Enrique de la Madrid Cordero
Enrique de la Madrid Cordero obtained his degree in law from the National University of Mexico and holds an MA in public administration from the John F. Kennedy School of Government at the University of Harvard. He was appointed as the Secretary of Tourism in August 2015.

One of the government's goals in recent years has been to promote development in the south of the country. What role can the tourism sector play in that goal?

Tourism already represents one of the main income sources for many southern communities, as it creates opportunities to benefit from their cultural and natural assets without having to migrate in search of a better life. Tourism has helped to significantly reduce poverty beyond the Yucatán Peninsula, Mexico's most important touristic cluster. In the southern states of Chiapas, Oaxaca, and Guerrero, there are many municipalities where tourism has positively transformed the lives of inhabitants.
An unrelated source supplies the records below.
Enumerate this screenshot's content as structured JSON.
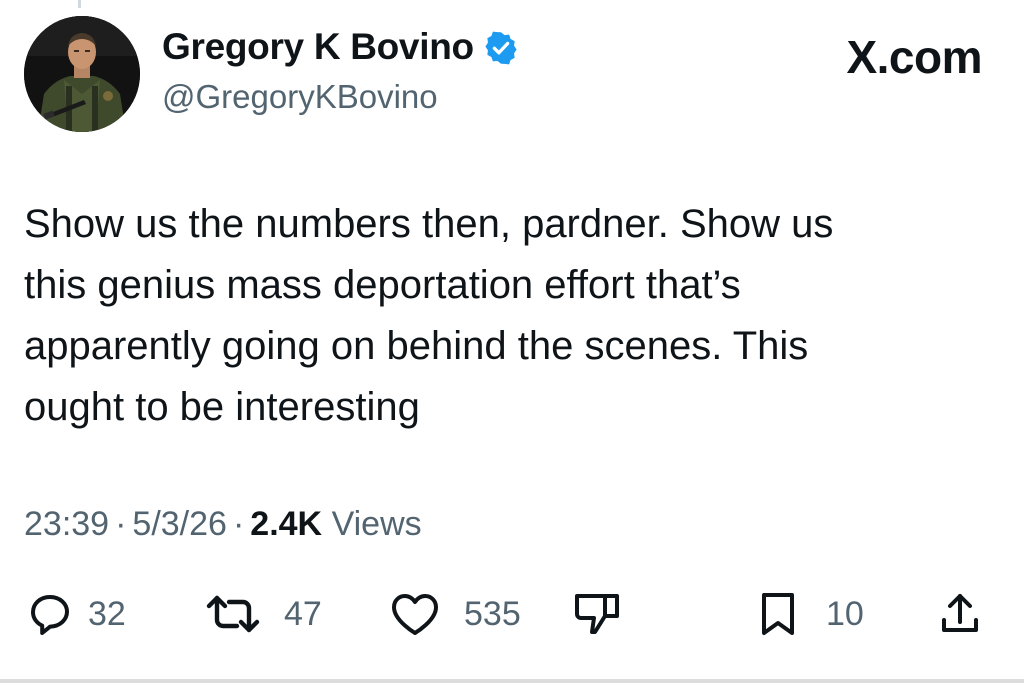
{
  "author": {
    "display_name": "Gregory K Bovino",
    "handle": "@GregoryKBovino",
    "verified": true,
    "avatar": "profile-photo"
  },
  "site_label": "X.com",
  "tweet": {
    "text": "Show us the numbers then, pardner.  Show us\nthis genius mass deportation effort that’s\napparently going on behind the scenes.  This\nought to be interesting"
  },
  "meta": {
    "time": "23:39",
    "date": "5/3/26",
    "views_count": "2.4K",
    "views_label": "Views",
    "separator": "·"
  },
  "actions": {
    "replies": "32",
    "reposts": "47",
    "likes": "535",
    "bookmarks": "10"
  },
  "colors": {
    "text": "#0f1419",
    "secondary": "#536471",
    "verified_badge": "#1d9bf0"
  }
}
The challenge we face is to bring these benefits, employment, quality basic services, housing, and so on to more regions. According to INEGI, the national statistics agency, those municipalities with significant touristic activity show better social and economic indicators than those with no or marginal tourism. We want to ensure that we not only have first-class tourism destinations, but also first-class and sustainable communities. We team up with companies and local authorities to take care of and enhance their particular attractions, helping to reinforce national and regional pride, a sense of belonging, and the common values that make a healthy community and a more appealing destination for modern travelers.

Mexico recently rose to eighth place in the World Tourism Organization's global ranking. To what do you attribute this success?
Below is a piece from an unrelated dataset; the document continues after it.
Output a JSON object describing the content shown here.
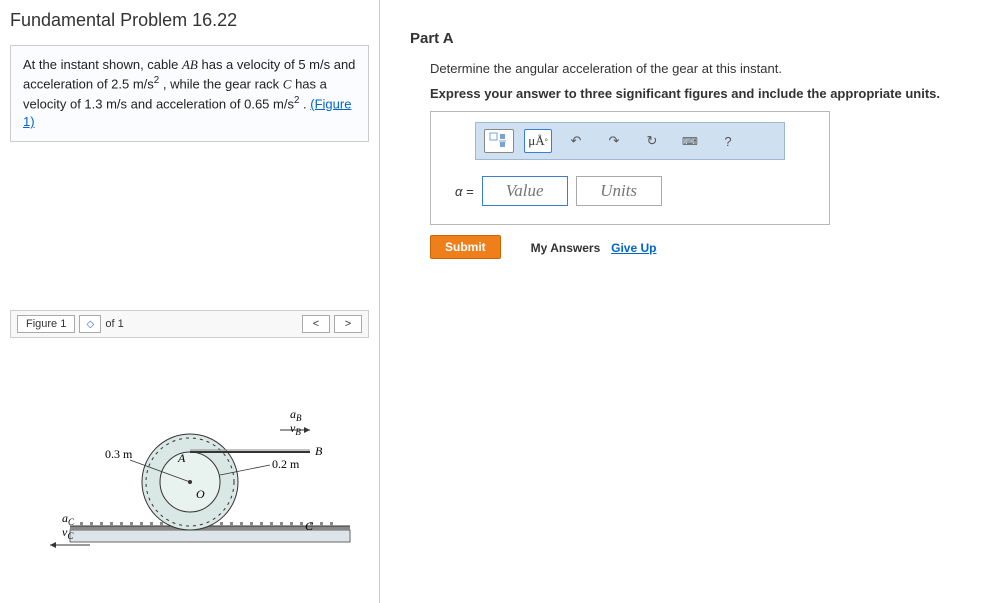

In 2016, we rose from ninth place to eighth, the highest ranking we have ever attained. This success is the result of many elements; however, above all, it has to do with the deep conviction of President Peña Nieto and all the relevant actors that tourism should be at the front of our country's economic and social development. This has allowed us, along with the private sector, to implement a series of coordinated actions and policies that go from large international marketing campaigns and hosting world-class sport and cultural events, to special financing schemes targeting SMEs that have the potential to participate and benefit from tourism activities. It is the combination of all these actions and a clear objective that have brought great results.

How has the Trump administration's posture toward Mexico affected the tourism sector?

Thus far, the impact, if any, has been minimal. In fact, the numbers show that American tourists still flock to Mexican destinations. Tourists arriving via the border have also increased by 3.3% YoY and account for 3.6 million. Up until March 2017 we received almost 2.8 million Americans via air, which is up 9.2% from the same period in 2016, which was by itself a record number. With a new Air Services Agreement between our countries, we have better air connectivity than ever, and Americans are as welcome as always to visit us and enjoy our increasing number of destinations. Clearly, people of both countries are conscious that our relations go beyond political issues and negative rhetoric.

Mexico still lags behind many other countries in the development of the medical tourism sector. What steps can the country take to promote its development?

Medical tourism does represent an important opportunity to increase the competitiveness of some of our destinations, and the changes that could take place in the American health system could enhance this potential. President Nieto has included this market segment in the country's tourism strategy. We have identified 19 medical clusters in nine states that together represent around 60 hospitals and medical centers with growth potential in Baja California, Chihuahua, Mexico City, Guanajuato, Jalisco, Nuevo León, Quintana Roo, Sonora, and Tamaulipas. To take advantage of this potential we push forward initiatives that ensure quality in attention, standardized services, and a more aggressive promotion of Mexico as a reliable treatment option for patients. In this matter we have already made advances, as the almost USD4 billion in revenue from medical tourism in Mexico can attest.